You are keenly aware of the triggers that can allow you fall back into old behaviors.
Emotional stress. Work stress. Money stress. Change. Transition. A fight with your children or your spouse. Not taking care of yourself mentally or spiritually.
You may have one or a few things in particular that can set you off.
For me, it’s when I don’t have a solid routine to support myself mentally, physically, emotionally and spiritually that things hit the danger zone of going off course.
It’s helpful to know when something is triggering you and when you’re making a decision consciously. This past weekend, I was at a friend’s wedding. The bride’s mother made homemade gluten free ice cream sandwiches. Of course they had sugar in them.
Did I eat one? Heck yeah I did. It was my first time eating sugar in over 6 weeks. I experienced a wickedly fun sugar rush and hopped on the dance floor to burn it all off.
I’m making a lifestyle choice, but I’m not depriving myself of treats 100% of the time. If I eat sugar one time during the week, that’s okay in my book. But I’m choosing to have it when I’m really going to enjoy it. This might not work for everyone. For some, it may be an all or nothing thing, especially if you’ve been specifically told by a health professional.
It’s key to find your own path with your habit.
1.Do you need to set boundaries with yourself?
2.Do you need to communicate your new habit with friends to let them know it’s something you’re working on?
3.Would a check in with yourself each week or every couple of weeks help you to stay on track?
Let this fear go as it does not contribute to your life – it is a waste of your energy.
At the end of the day, we’re not supposed to be perfect.

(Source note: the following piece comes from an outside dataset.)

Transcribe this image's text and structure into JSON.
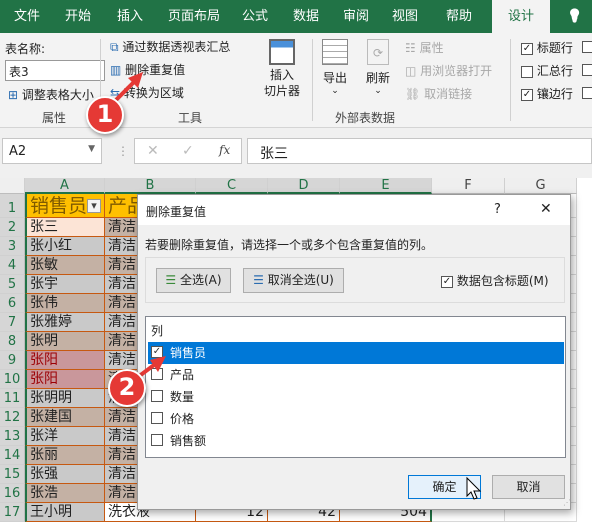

Mistake making is part of the process and that might include breaking your new habit once or twice.
If this happens, pick yourself up, dust yourself off and keep moving forward. It doesn’t help if you berate or beat on yourself for falling down.
Strengthen your internal conviction, know that you can do it and head towards your goal.
Life takes practice.
Stay focused on your progress and commitment to your new habit.
Place your attention on what you want to grow in your life – your new habit. Take an attitude of a careful gardener, do what you can to support the growth of your new seedlings.
What can you do to remind yourself of your commitment each and every day?
You can do this – you are doing it and each day you make that commitment you are following through on, you build your own self trust and reinforce the new and positive neuropathways you are creating for your life to shift.